Data about app and page elements
● ● ● ● ● ● ●

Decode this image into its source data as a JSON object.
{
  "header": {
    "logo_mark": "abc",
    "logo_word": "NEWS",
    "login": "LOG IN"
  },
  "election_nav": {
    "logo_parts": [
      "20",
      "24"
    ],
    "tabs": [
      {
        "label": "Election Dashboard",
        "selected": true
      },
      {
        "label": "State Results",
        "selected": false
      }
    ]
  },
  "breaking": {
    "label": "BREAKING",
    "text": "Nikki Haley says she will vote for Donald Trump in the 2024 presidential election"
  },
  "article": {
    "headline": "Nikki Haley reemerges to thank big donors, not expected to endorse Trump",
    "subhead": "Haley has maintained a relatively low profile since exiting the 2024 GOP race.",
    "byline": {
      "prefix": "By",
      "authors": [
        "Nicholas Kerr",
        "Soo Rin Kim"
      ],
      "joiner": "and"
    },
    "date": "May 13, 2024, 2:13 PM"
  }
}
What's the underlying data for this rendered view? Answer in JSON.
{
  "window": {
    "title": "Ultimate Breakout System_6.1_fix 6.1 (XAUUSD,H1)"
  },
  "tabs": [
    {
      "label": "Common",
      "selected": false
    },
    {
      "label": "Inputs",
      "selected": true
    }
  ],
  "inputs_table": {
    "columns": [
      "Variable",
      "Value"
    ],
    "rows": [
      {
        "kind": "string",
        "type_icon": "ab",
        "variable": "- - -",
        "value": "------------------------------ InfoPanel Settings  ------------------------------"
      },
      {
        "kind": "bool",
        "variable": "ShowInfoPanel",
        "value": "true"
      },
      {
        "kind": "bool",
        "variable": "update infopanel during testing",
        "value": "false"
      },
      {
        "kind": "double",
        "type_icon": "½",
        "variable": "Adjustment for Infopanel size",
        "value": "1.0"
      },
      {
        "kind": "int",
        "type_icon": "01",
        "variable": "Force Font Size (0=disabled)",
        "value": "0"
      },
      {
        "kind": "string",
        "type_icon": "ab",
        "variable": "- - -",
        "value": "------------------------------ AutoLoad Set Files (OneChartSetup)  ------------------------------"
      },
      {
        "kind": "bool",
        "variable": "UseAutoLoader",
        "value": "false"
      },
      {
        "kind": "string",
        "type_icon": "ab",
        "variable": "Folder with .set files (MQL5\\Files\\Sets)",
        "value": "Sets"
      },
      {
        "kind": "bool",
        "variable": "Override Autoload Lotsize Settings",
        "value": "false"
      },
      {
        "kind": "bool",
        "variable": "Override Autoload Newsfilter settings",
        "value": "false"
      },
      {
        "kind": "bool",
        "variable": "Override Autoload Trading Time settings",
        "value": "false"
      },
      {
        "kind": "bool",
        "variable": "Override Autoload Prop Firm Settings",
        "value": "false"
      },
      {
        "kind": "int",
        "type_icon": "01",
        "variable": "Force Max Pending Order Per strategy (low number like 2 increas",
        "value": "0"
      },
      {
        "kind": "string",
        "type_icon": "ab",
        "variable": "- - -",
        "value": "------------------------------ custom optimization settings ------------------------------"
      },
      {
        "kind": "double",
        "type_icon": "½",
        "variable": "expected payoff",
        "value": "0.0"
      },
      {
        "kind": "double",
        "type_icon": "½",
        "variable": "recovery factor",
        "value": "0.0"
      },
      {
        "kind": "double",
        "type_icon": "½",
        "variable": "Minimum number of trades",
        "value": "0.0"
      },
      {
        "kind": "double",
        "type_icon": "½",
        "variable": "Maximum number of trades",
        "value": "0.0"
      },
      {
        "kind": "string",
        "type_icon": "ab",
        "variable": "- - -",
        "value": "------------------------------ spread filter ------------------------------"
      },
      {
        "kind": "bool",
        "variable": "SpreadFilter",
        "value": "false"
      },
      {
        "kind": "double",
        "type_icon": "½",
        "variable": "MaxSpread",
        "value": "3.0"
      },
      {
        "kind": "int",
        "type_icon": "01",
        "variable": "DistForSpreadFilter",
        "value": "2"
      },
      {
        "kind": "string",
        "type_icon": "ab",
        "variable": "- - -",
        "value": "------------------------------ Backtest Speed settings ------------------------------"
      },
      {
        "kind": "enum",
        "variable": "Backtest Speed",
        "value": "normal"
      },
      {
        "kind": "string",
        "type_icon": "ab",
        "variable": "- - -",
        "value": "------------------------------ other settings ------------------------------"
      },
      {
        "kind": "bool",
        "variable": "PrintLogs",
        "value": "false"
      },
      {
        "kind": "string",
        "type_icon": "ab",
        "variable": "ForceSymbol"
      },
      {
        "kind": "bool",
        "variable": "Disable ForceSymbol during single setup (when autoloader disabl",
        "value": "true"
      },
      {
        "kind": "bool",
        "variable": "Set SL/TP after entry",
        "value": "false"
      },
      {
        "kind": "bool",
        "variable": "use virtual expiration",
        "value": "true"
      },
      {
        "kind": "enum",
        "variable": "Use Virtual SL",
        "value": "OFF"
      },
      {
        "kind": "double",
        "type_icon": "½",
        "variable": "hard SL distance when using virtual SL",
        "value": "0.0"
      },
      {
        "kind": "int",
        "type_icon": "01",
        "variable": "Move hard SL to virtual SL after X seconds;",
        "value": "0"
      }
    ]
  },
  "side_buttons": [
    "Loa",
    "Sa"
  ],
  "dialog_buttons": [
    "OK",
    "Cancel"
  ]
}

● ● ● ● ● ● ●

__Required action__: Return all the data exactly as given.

__Problem solution__:
Decode this image into its source data as a JSON object.
{
  "header": {
    "logo_mark": "abc",
    "logo_word": "NEWS",
    "login": "LOG IN"
  },
  "election_nav": {
    "logo_parts": [
      "20",
      "24"
    ],
    "tabs": [
      {
        "label": "Election Dashboard",
        "selected": true
      },
      {
        "label": "State Results",
        "selected": false
      }
    ]
  },
  "breaking": {
    "label": "BREAKING",
    "text": "Nikki Haley says she will vote for Donald Trump in the 2024 presidential election"
  },
  "article": {
    "headline": "Nikki Haley reemerges to thank big donors, not expected to endorse Trump",
    "subhead": "Haley has maintained a relatively low profile since exiting the 2024 GOP race.",
    "byline": {
      "prefix": "By",
      "authors": [
        "Nicholas Kerr",
        "Soo Rin Kim"
      ],
      "joiner": "and"
    },
    "date": "May 13, 2024, 2:13 PM"
  }
}
What's the underlying data for this rendered view? Answer in JSON.
{
  "window": {
    "title": "Ultimate Breakout System_6.1_fix 6.1 (XAUUSD,H1)"
  },
  "tabs": [
    {
      "label": "Common",
      "selected": false
    },
    {
      "label": "Inputs",
      "selected": true
    }
  ],
  "inputs_table": {
    "columns": [
      "Variable",
      "Value"
    ],
    "rows": [
      {
        "kind": "string",
        "type_icon": "ab",
        "variable": "- - -",
        "value": "------------------------------ InfoPanel Settings  ------------------------------"
      },
      {
        "kind": "bool",
        "variable": "ShowInfoPanel",
        "value": "true"
      },
      {
        "kind": "bool",
        "variable": "update infopanel during testing",
        "value": "false"
      },
      {
        "kind": "double",
        "type_icon": "½",
        "variable": "Adjustment for Infopanel size",
        "value": "1.0"
      },
      {
        "kind": "int",
        "type_icon": "01",
        "variable": "Force Font Size (0=disabled)",
        "value": "0"
      },
      {
        "kind": "string",
        "type_icon": "ab",
        "variable": "- - -",
        "value": "------------------------------ AutoLoad Set Files (OneChartSetup)  ------------------------------"
      },
      {
        "kind": "bool",
        "variable": "UseAutoLoader",
        "value": "false"
      },
      {
        "kind": "string",
        "type_icon": "ab",
        "variable": "Folder with .set files (MQL5\\Files\\Sets)",
        "value": "Sets"
      },
      {
        "kind": "bool",
        "variable": "Override Autoload Lotsize Settings",
        "value": "false"
      },
      {
        "kind": "bool",
        "variable": "Override Autoload Newsfilter settings",
        "value": "false"
      },
      {
        "kind": "bool",
        "variable": "Override Autoload Trading Time settings",
        "value": "false"
      },
      {
        "kind": "bool",
        "variable": "Override Autoload Prop Firm Settings",
        "value": "false"
      },
      {
        "kind": "int",
        "type_icon": "01",
        "variable": "Force Max Pending Order Per strategy (low number like 2 increas",
        "value": "0"
      },
      {
        "kind": "string",
        "type_icon": "ab",
        "variable": "- - -",
        "value": "------------------------------ custom optimization settings ------------------------------"
      },
      {
        "kind": "double",
        "type_icon": "½",
        "variable": "expected payoff",
        "value": "0.0"
      },
      {
        "kind": "double",
        "type_icon": "½",
        "variable": "recovery factor",
        "value": "0.0"
      },
      {
        "kind": "double",
        "type_icon": "½",
        "variable": "Minimum number of trades",
        "value": "0.0"
      },
      {
        "kind": "double",
        "type_icon": "½",
        "variable": "Maximum number of trades",
        "value": "0.0"
      },
      {
        "kind": "string",
        "type_icon": "ab",
        "variable": "- - -",
        "value": "------------------------------ spread filter ------------------------------"
      },
      {
        "kind": "bool",
        "variable": "SpreadFilter",
        "value": "false"
      },
      {
        "kind": "double",
        "type_icon": "½",
        "variable": "MaxSpread",
        "value": "3.0"
      },
      {
        "kind": "int",
        "type_icon": "01",
        "variable": "DistForSpreadFilter",
        "value": "2"
      },
      {
        "kind": "string",
        "type_icon": "ab",
        "variable": "- - -",
        "value": "------------------------------ Backtest Speed settings ------------------------------"
      },
      {
        "kind": "enum",
        "variable": "Backtest Speed",
        "value": "normal"
      },
      {
        "kind": "string",
        "type_icon": "ab",
        "variable": "- - -",
        "value": "------------------------------ other settings ------------------------------"
      },
      {
        "kind": "bool",
        "variable": "PrintLogs",
        "value": "false"
      },
      {
        "kind": "string",
        "type_icon": "ab",
        "variable": "ForceSymbol"
      },
      {
        "kind": "bool",
        "variable": "Disable ForceSymbol during single setup (when autoloader disabl",
        "value": "true"
      },
      {
        "kind": "bool",
        "variable": "Set SL/TP after entry",
        "value": "false"
      },
      {
        "kind": "bool",
        "variable": "use virtual expiration",
        "value": "true"
      },
      {
        "kind": "enum",
        "variable": "Use Virtual SL",
        "value": "OFF"
      },
      {
        "kind": "double",
        "type_icon": "½",
        "variable": "hard SL distance when using virtual SL",
        "value": "0.0"
      },
      {
        "kind": "int",
        "type_icon": "01",
        "variable": "Move hard SL to virtual SL after X seconds;",
        "value": "0"
      }
    ]
  },
  "side_buttons": [
    "Loa",
    "Sa"
  ],
  "dialog_buttons": [
    "OK",
    "Cancel"
  ]
}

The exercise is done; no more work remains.